As Gallo recalls, “After our set at CBGB, I approached the house engineer who recorded it. As he handed me the tape he said, “You guys are fucking nuts!” I replied, “I’ll take that as a compliment.” He continued, “Seriously man, you guys should be playing at the top of the bill!” I thanked him for his generous assessment and then went to breakdown our equipment for the next band.”
BAG broke up shortly thereafter. They never played CBGB again.
The Creation Of The Easter Egg Helmet & Egg “Potato”
In 1986, Gallo decided to add theatrical elements to his live performances. He wanted something memorable, particularly for the song, Easter Day. So he set out to create two props. The first would be a large egg to hang from a lighting truss on stage for their shows. The other would be an Easter egg helmet. Both would be colorfully painted consistent with the Easter holiday.
Gallo enlisted the help of Keith Cannon aka Eagle, a fellow BAG performer. In preparing to create the coveted Easter egg helmet, we purchased a bandana and casting tape from a medical supplies store. In Gallo’s apartment, they placed the bandana on Gallo’s head and Eagle meticulously built up the helmet one casting strip of tape at a time. After awhile, they achieved the desired slope and look but struggled getting it off his head because Eagle applied the casting tape too tightly.
The next phase was painting. After applying a white primer, we purchased very colorful paints at an arts and crafts store and proceeded to design an Easter egg pattern. Gallo wanted the pattern to convey a cracked egg and the edges of the cracks to point at each other to deny a perfect fit. Around the circumference of the helmet, bright and colorful eggs would surround the damaged Easter egg.
The colored large egg, but shaped like a potato, required wire mesh as well as lots of casting tape. After molding the wire mesh into the form of an egg which actually looked like a potato, they laboriously applied the strips of casting tape until finished. A heavy-duty hook was attached to the top of the wire mesh so it could be hung at our shows. They colored with the same pattern as the Easter egg helmet.
Later, they created a second helmet because of the excessive wear and tear the original one endured from all their shows.
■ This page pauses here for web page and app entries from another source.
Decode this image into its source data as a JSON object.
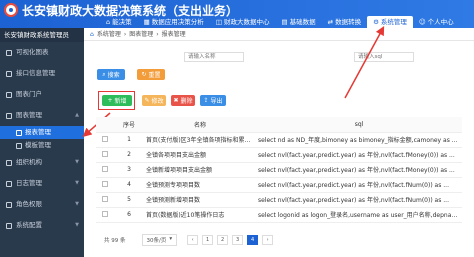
{
  "header": {
    "title": "长安镇财政大数据决策系统（支出业务）",
    "nav": [
      {
        "icon": "home-icon",
        "label": "能决策"
      },
      {
        "icon": "dashboard-icon",
        "label": "数据应用决策分析"
      },
      {
        "icon": "database-icon",
        "label": "财政大数据中心"
      },
      {
        "icon": "grid-icon",
        "label": "基础数据"
      },
      {
        "icon": "sync-icon",
        "label": "数据转换"
      },
      {
        "icon": "gear-icon",
        "label": "系统管理"
      },
      {
        "icon": "user-icon",
        "label": "个人中心"
      }
    ]
  },
  "sidebar": {
    "system_name": "长安镇财政系统管理员",
    "items": [
      {
        "label": "可视化图表"
      },
      {
        "label": "接口信息管理"
      },
      {
        "label": "图表门户"
      },
      {
        "label": "图表管理"
      },
      {
        "label": "报表管理"
      },
      {
        "label": "模板管理"
      },
      {
        "label": "组织机构"
      },
      {
        "label": "日志管理"
      },
      {
        "label": "角色权限"
      },
      {
        "label": "系统配置"
      }
    ]
  },
  "breadcrumb": [
    "系统管理",
    "图表管理",
    "报表管理"
  ],
  "filters": {
    "name_placeholder": "请输入名称",
    "sql_placeholder": "请输入sql"
  },
  "buttons": {
    "search": "搜索",
    "reset": "重置",
    "add": "新增",
    "edit": "修改",
    "delete": "删除",
    "export": "导出"
  },
  "table": {
    "headers": [
      "序号",
      "名称",
      "sql"
    ],
    "rows": [
      {
        "no": "1",
        "name": "首页(支付版)区3年全镇各项指标和累计支...",
        "sql": "select nd as ND_年度,bimoney as bimoney_指标金额,camoney as ..."
      },
      {
        "no": "2",
        "name": "全镇各项项目支出金额",
        "sql": "select nvl(fact.year,predict.year) as 年份,nvl(fact.fMoney(0)) as ..."
      },
      {
        "no": "3",
        "name": "全镇新增项项目支出金额",
        "sql": "select nvl(fact.year,predict.year) as 年份,nvl(fact.fMoney(0)) as ..."
      },
      {
        "no": "4",
        "name": "全镇预测专项项目数",
        "sql": "select nvl(fact.year,predict.year) as 年份,nvl(fact.fNum(0)) as ..."
      },
      {
        "no": "5",
        "name": "全镇预测新增项目数",
        "sql": "select nvl(fact.year,predict.year) as 年份,nvl(fact.fNum(0)) as ..."
      },
      {
        "no": "6",
        "name": "首页(数据版)近10笔操作日志",
        "sql": "select logonid as logon_登录名,username as user_用户名称,depname..."
      }
    ]
  },
  "pager": {
    "total": "共 99 条",
    "page_size": "30条/页",
    "pages": [
      "1",
      "2",
      "3",
      "4"
    ]
  },
  "colors": {
    "header": "#1d62d3",
    "sidebar": "#2a3a4d",
    "active": "#1f6fde",
    "search_btn": "#3a8ee6",
    "reset_btn": "#f39c3a",
    "add_btn": "#2dbd5b",
    "delete_btn": "#e8544a",
    "annotation": "#e53935"
  }
}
Today, both helmets are still in existence and retained by Gallo but the beloved egg potato has tragically perished.
A Final Note
The mastered live version of Easter Day, performed at CBGB in NYC, will be released by Great Egg Music on Friday April 10, 2020. It’ll be available on most music streaming platforms like Spotify and Apple Music.
It’s a wonderful day!
Just like Easter, hey baby, Easter Day!
I have this great, great, great image of myself…
Oh, thanks to Mother!
I remember one Easter.
I said to my Mother.
I want an Easter egg.
I want an Easter egg!
She said, “Easter only comes once a year
And you’ll get your egg.”
I just want to be happy, happy, happy…
Easter Day, it’s a wonderful day!
My brother, he told me there’s no such thing as an Easter egg.
And then made fun of my great, great image of myself.
So I went to Mother.
“Mother, they hurt me so!”
My image, oh my image…
“They said, there’s no such thing as an Easter egg.”
She said, “Yes Marc, that is true.”
“Mother don’t let me down, now don’t let me down!”
Oh, I’ll no longer say…
I want an Easter egg.
“I want an Easter egg!”
And I’ll maintain this great, great, great image of myself!
‘Cause I’m happy, happy, happy!
And I won’t, no! But I won’t, no!
And I won’t runaway, hey!
And I won’t, no! But I won’t, no!
And I won’t runaway!